About Us

The Center for Military Medicine Research (CMMR) at the University of Pittsburgh was established in 2012 to support the medical research interests of the Department of Defense and Veterans Affairs. Over the last six years, CMMR has built a series of multi­disciplinary research programs between academia, industry and military researchers. The Center’s work is national in scope and we have close connections across the US Armed Forces community. 

The Center for Military Medicine Research (CMMR) “represents a formal mechanism through which the challenges and opportunities of casualty care and wound healing can be examined at an advanced research level,” announced Arthur S. Levine, Pitt’s senior vice chancellor for the health sciences and dean of the School of Medicine.

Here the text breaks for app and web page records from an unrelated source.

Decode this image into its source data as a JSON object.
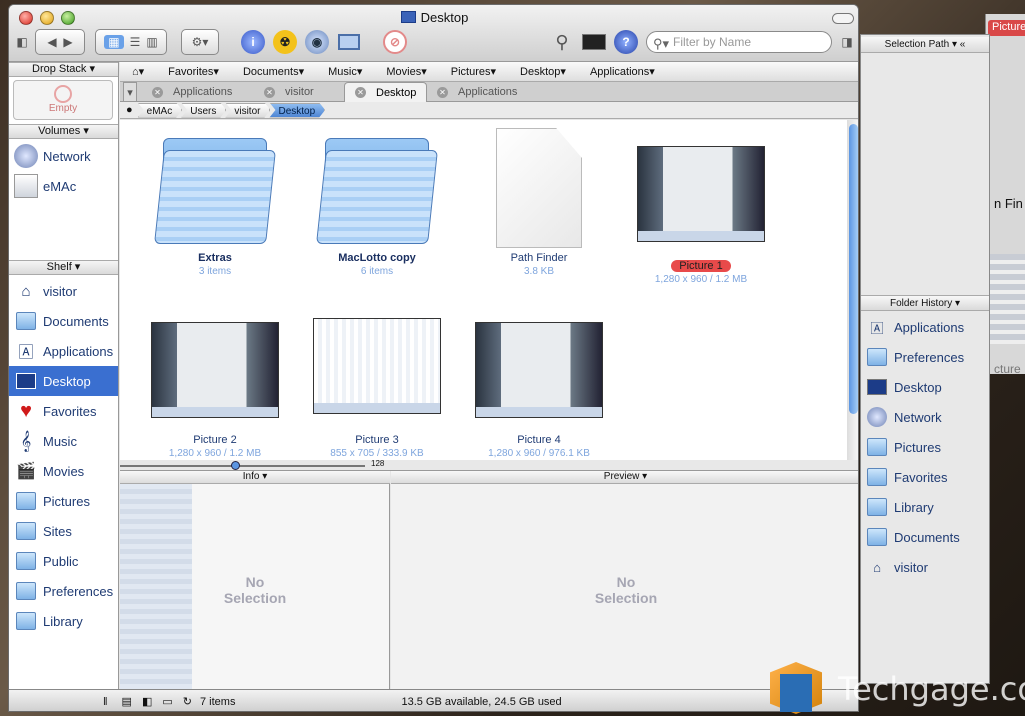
{
  "window": {
    "title": "Desktop"
  },
  "toolbar": {
    "search_placeholder": "Filter by Name"
  },
  "left": {
    "drop_stack_label": "Drop Stack",
    "drop_stack_empty": "Empty",
    "volumes_label": "Volumes",
    "volumes": [
      "Network",
      "eMAc"
    ],
    "shelf_label": "Shelf",
    "shelf": [
      "visitor",
      "Documents",
      "Applications",
      "Desktop",
      "Favorites",
      "Music",
      "Movies",
      "Pictures",
      "Sites",
      "Public",
      "Preferences",
      "Library"
    ]
  },
  "menubar": {
    "items": [
      "Favorites",
      "Documents",
      "Music",
      "Movies",
      "Pictures",
      "Desktop",
      "Applications"
    ]
  },
  "tabs": [
    "Applications",
    "visitor",
    "Desktop",
    "Applications"
  ],
  "breadcrumb": [
    "eMAc",
    "Users",
    "visitor",
    "Desktop"
  ],
  "items": [
    {
      "name": "Extras",
      "sub": "3 items"
    },
    {
      "name": "MacLotto copy",
      "sub": "6 items"
    },
    {
      "name": "Path Finder",
      "sub": "3.8 KB"
    },
    {
      "name": "Picture 1",
      "sub": "1,280 x 960 / 1.2 MB"
    },
    {
      "name": "Picture 2",
      "sub": "1,280 x 960 / 1.2 MB"
    },
    {
      "name": "Picture 3",
      "sub": "855 x 705 / 333.9 KB"
    },
    {
      "name": "Picture 4",
      "sub": "1,280 x 960 / 976.1 KB"
    }
  ],
  "slider": {
    "value": "128"
  },
  "panels": {
    "info_label": "Info",
    "preview_label": "Preview",
    "no_selection_1": "No",
    "no_selection_2": "Selection"
  },
  "status": {
    "count": "7 items",
    "space": "13.5 GB available, 24.5 GB used"
  },
  "right": {
    "selection_path_label": "Selection Path",
    "folder_history_label": "Folder History",
    "history": [
      "Applications",
      "Preferences",
      "Desktop",
      "Network",
      "Pictures",
      "Favorites",
      "Library",
      "Documents",
      "visitor"
    ]
  },
  "background": {
    "pill": "Picture",
    "text1": "n Fin",
    "text2": "cture"
  },
  "watermark": {
    "text": "Techgage.com"
  }
}
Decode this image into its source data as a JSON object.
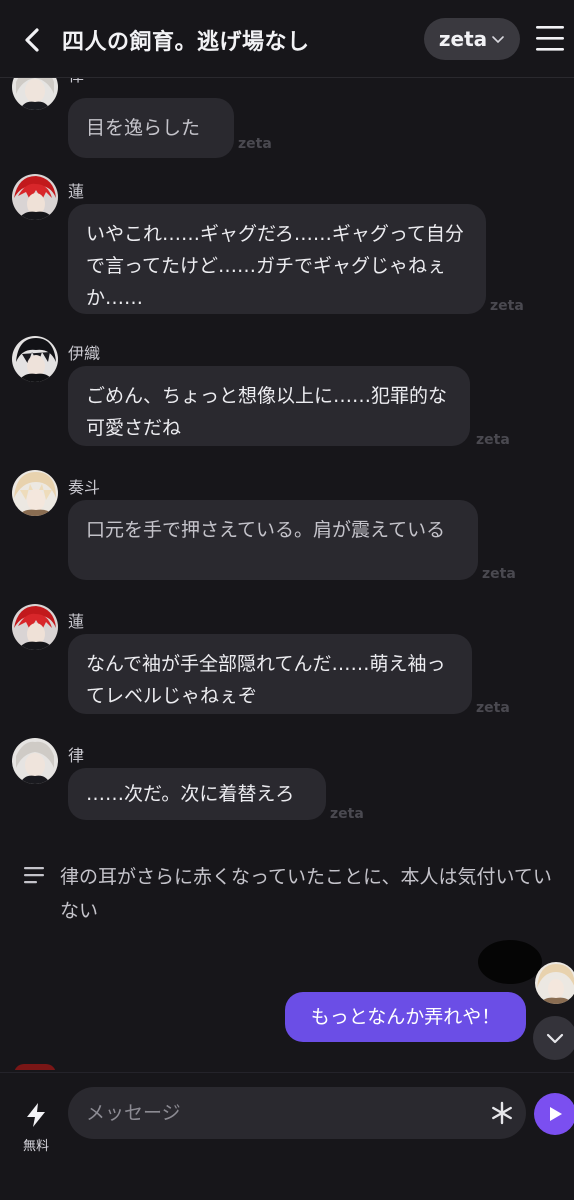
{
  "header": {
    "title": "四人の飼育。逃げ場なし",
    "model_label": "zeta"
  },
  "watermark": "zeta",
  "messages": [
    {
      "name": "律",
      "text": "目を逸らした",
      "style": "action"
    },
    {
      "name": "蓮",
      "text": "いやこれ……ギャグだろ……ギャグって自分で言ってたけど……ガチでギャグじゃねぇか……",
      "style": "speech"
    },
    {
      "name": "伊織",
      "text": "ごめん、ちょっと想像以上に……犯罪的な可愛さだね",
      "style": "speech"
    },
    {
      "name": "奏斗",
      "text": "口元を手で押さえている。肩が震えている",
      "style": "action"
    },
    {
      "name": "蓮",
      "text": "なんで袖が手全部隠れてんだ……萌え袖ってレベルじゃねぇぞ",
      "style": "speech"
    },
    {
      "name": "律",
      "text": "……次だ。次に着替えろ",
      "style": "speech"
    }
  ],
  "narration": "律の耳がさらに赤くなっていたことに、本人は気付いていない",
  "user_message": "もっとなんか弄れや！",
  "composer": {
    "placeholder": "メッセージ",
    "boost_label": "無料"
  },
  "colors": {
    "background": "#17161a",
    "bubble": "#2a292f",
    "user_bubble": "#6b4ee6",
    "send_button": "#7b4ff0"
  },
  "icons": [
    "back-chevron-icon",
    "chevron-down-icon",
    "hamburger-menu-icon",
    "narration-lines-icon",
    "scroll-down-icon",
    "lightning-icon",
    "asterisk-icon",
    "play-send-icon"
  ]
}
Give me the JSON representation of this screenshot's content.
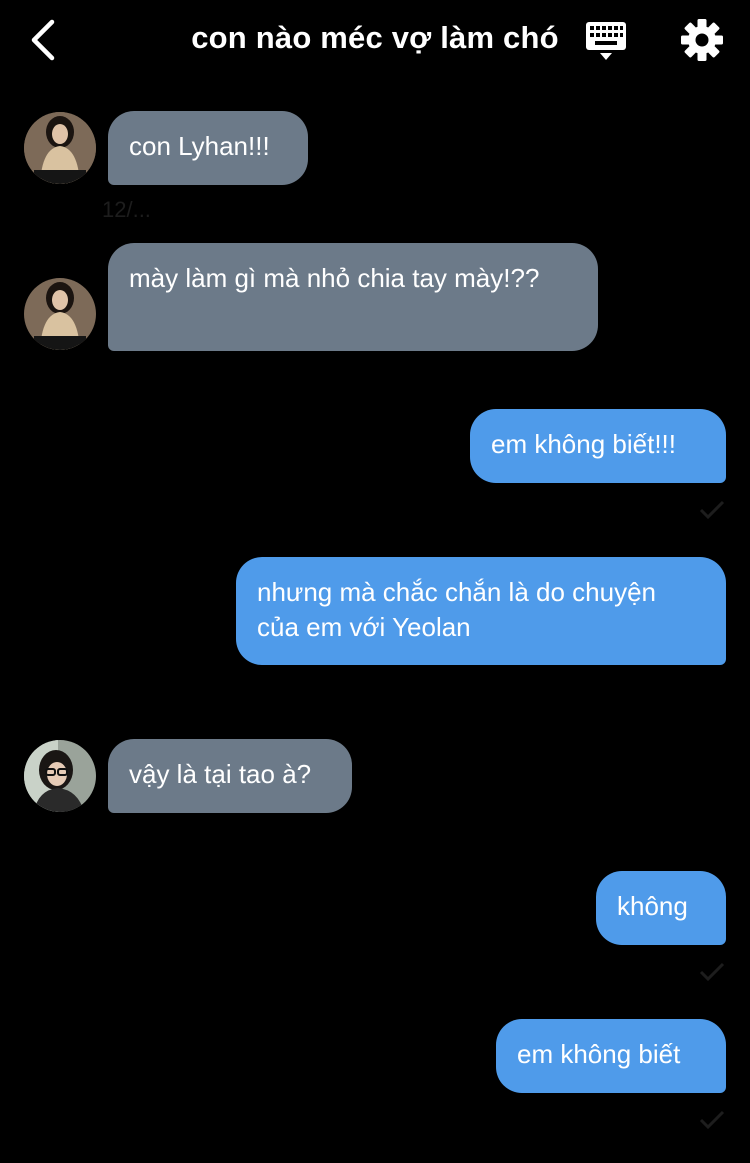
{
  "header": {
    "title": "con nào méc vợ làm chó",
    "back_icon": "chevron-left-icon",
    "keyboard_icon": "keyboard-icon",
    "settings_icon": "gear-icon"
  },
  "messages": [
    {
      "direction": "in",
      "text": "con Lyhan!!!",
      "timestamp": "12/..."
    },
    {
      "direction": "in",
      "text": "mày làm gì mà nhỏ chia tay mày!??"
    },
    {
      "direction": "out",
      "text": "em không biết!!!"
    },
    {
      "direction": "out",
      "text": "nhưng mà chắc chắn là do chuyện của em với Yeolan"
    },
    {
      "direction": "in",
      "text": "vậy là tại tao à?"
    },
    {
      "direction": "out",
      "text": "không"
    },
    {
      "direction": "out",
      "text": "em không biết"
    }
  ],
  "colors": {
    "incoming_bubble": "#6c7a89",
    "outgoing_bubble": "#4f9bea",
    "background": "#000000"
  }
}
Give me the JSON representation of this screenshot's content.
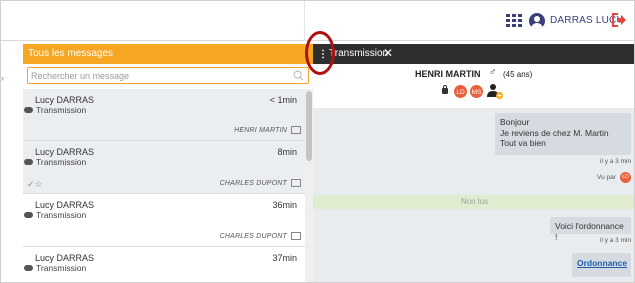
{
  "header": {
    "user_name": "DARRAS LUCY",
    "grid_color": "#3a3f7a",
    "logout_color": "#e8463c"
  },
  "left_panel": {
    "title": "Tous les messages",
    "search_placeholder": "Rechercher un message",
    "accent": "#f5a623",
    "messages": [
      {
        "sender": "Lucy DARRAS",
        "kind": "Transmission",
        "time": "< 1min",
        "author": "HENRI MARTIN",
        "has_checks": false
      },
      {
        "sender": "Lucy DARRAS",
        "kind": "Transmission",
        "time": "8min",
        "author": "CHARLES DUPONT",
        "has_checks": true
      },
      {
        "sender": "Lucy DARRAS",
        "kind": "Transmission",
        "time": "36min",
        "author": "CHARLES DUPONT",
        "has_checks": false
      },
      {
        "sender": "Lucy DARRAS",
        "kind": "Transmission",
        "time": "37min",
        "author": "",
        "has_checks": false
      }
    ],
    "checks_glyph": "✓☆"
  },
  "right_panel": {
    "title": "Transmission",
    "close_glyph": "✕",
    "kebab_glyph": "⋮",
    "patient": {
      "name": "HENRI MARTIN",
      "gender_symbol": "♂",
      "age": "(45 ans)",
      "badges": [
        "LD",
        "MS"
      ]
    },
    "conversation": {
      "message1": {
        "lines": [
          "Bonjour",
          "Je reviens de chez M. Martin",
          "Tout va bien"
        ],
        "time": "il y a 3 min",
        "seen_by": "Vu par",
        "seen_badge": "LD"
      },
      "unread_label": "Non lus",
      "message2": {
        "text": "Voici l'ordonnance !",
        "time": "il y a 3 min"
      },
      "link_label": "Ordonnance"
    }
  }
}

CMMR has lived up to Dr. Levine’s pledge that the center would “identify a network of successful partnerships and collaborations between scientists, clinicians, industry, and the U.S. Departments of Defense and Veterans Affairs to foster the most promising research technologies and therapeutic strategies.”

Mission

  • Support medical research interests of the Department of Defense and Veterans Affairs 
  • Organize collaboration among investigators at the University of Pittsburgh to promote forward planning of research initiatives in advance of award annoucements to enhance readiness of the University to compete for federal funding
  • Develop new research themes in collaboration with DoD investigators
  • Advancing the most promising research technologies and therapeutic strategies

In practice, CMMR achieves those goals by:

  • Planning research initiatives in advance of award announcements to enhance the center’s readiness to compete
  • Developing relationships with key military medical partners to ensure they are constantly interpreting, communicating, and acting on Pitt’s strengths
  • Proactively managing competencies in science and medicine for “Big Problems” (traumatic brain injury, orthopaedic trauma, massive soft tissue injury etc.)
  • Acting as a “change-agent” to build influence with America’s military medical command

Key Focus Areas

  • Medical Research 
  • Education 
  • Community Engagement

Learn more about our Research Collaborators